New Zealand’s batting coach Craig McMillan has decided to quit from his role after the World Cup in the UK. The 42-year-old was appointed to the esteemed position by Mike Hesson five years ago in 2014. His departure continues the change in senior coaching roles following Gary Stead coming in as a replacement for Hesson last year.
The former Kiwi batsman cited the heavy demands of their international schedule as one of the key reasons for his decision to move on besides his family’s sacrifice. The Christchurch born said the conclusion of the showpiece tournament was the right time to move on after five years in the job which saw New Zealand performing exceptionally well in the International arena.

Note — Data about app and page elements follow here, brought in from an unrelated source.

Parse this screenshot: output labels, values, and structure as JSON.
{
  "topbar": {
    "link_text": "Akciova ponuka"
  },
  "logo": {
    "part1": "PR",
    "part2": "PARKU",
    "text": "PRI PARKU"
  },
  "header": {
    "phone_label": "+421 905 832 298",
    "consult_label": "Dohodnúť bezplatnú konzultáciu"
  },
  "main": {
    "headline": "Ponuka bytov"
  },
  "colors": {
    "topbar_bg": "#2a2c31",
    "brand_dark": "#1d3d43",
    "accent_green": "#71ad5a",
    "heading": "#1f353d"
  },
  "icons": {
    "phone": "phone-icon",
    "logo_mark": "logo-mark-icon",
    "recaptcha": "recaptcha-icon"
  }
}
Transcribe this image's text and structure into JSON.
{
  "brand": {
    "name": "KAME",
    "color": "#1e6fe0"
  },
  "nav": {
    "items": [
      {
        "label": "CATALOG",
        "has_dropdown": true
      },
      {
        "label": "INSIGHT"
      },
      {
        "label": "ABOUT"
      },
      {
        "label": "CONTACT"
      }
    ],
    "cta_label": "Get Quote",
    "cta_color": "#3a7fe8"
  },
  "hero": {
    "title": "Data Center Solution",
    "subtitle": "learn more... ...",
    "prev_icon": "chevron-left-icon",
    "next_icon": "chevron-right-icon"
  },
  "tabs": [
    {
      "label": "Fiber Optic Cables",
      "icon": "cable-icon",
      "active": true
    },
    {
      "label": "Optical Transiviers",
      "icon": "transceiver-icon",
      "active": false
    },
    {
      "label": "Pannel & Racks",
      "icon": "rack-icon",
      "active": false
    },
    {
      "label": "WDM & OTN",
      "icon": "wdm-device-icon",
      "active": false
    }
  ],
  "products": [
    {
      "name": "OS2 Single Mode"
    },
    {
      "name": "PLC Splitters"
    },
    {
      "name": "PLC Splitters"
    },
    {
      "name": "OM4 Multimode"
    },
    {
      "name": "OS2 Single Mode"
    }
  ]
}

Family has made lot of sacrifices
“I spoke to the family because they are the ones that have had to make a lot of sacrifices over the last five years, just with the amount of cricket in this day and age,” McMillan was quoted as saying by Cricbuzz. “It just gets more and more every year. And I sort of knew within myself that it was time for a change for me.”
The veteran of 197 ODIs opined that he was very lucky to have worked with some of the best batsmen the country has ever produced and mentioned the names of Ross Taylor, Brendon McCullum and Kane Williamson. He conveyed that reaching the finals of the World Cup 2015 was the highlight of his stint as batting coach. New Zealand put up an impressive show in the mega-event, reaching the final of the tournament.
Privilege to work with McCullum, Williamson & Taylor
“To be involved in such an incredible World Cup on home soil and see the way the country embraced the team was really special. It’s been a privilege to be able to work with the likes of Brendon McCullum, Kane Williamson and Ross Taylor day-in and day-out and to see the records they’ve accomplished has been very satisfying; as has the development of younger players like Tom Latham and Henry Nicholls.” he further added.
New Zealand captain Kane Williamson paid tribute to 55 Test matches former Kiwi batsman by referring to his huge passion for the game and his ability to challenge players to get better. He jokingly said his cricket knowledge will be missed in the group but not his early morning fielding drills in the cold weather. Meanwhile David White, the NZC CEO, said a new batting coach would be appointed in time for the Test tour of Sri Lanka in August.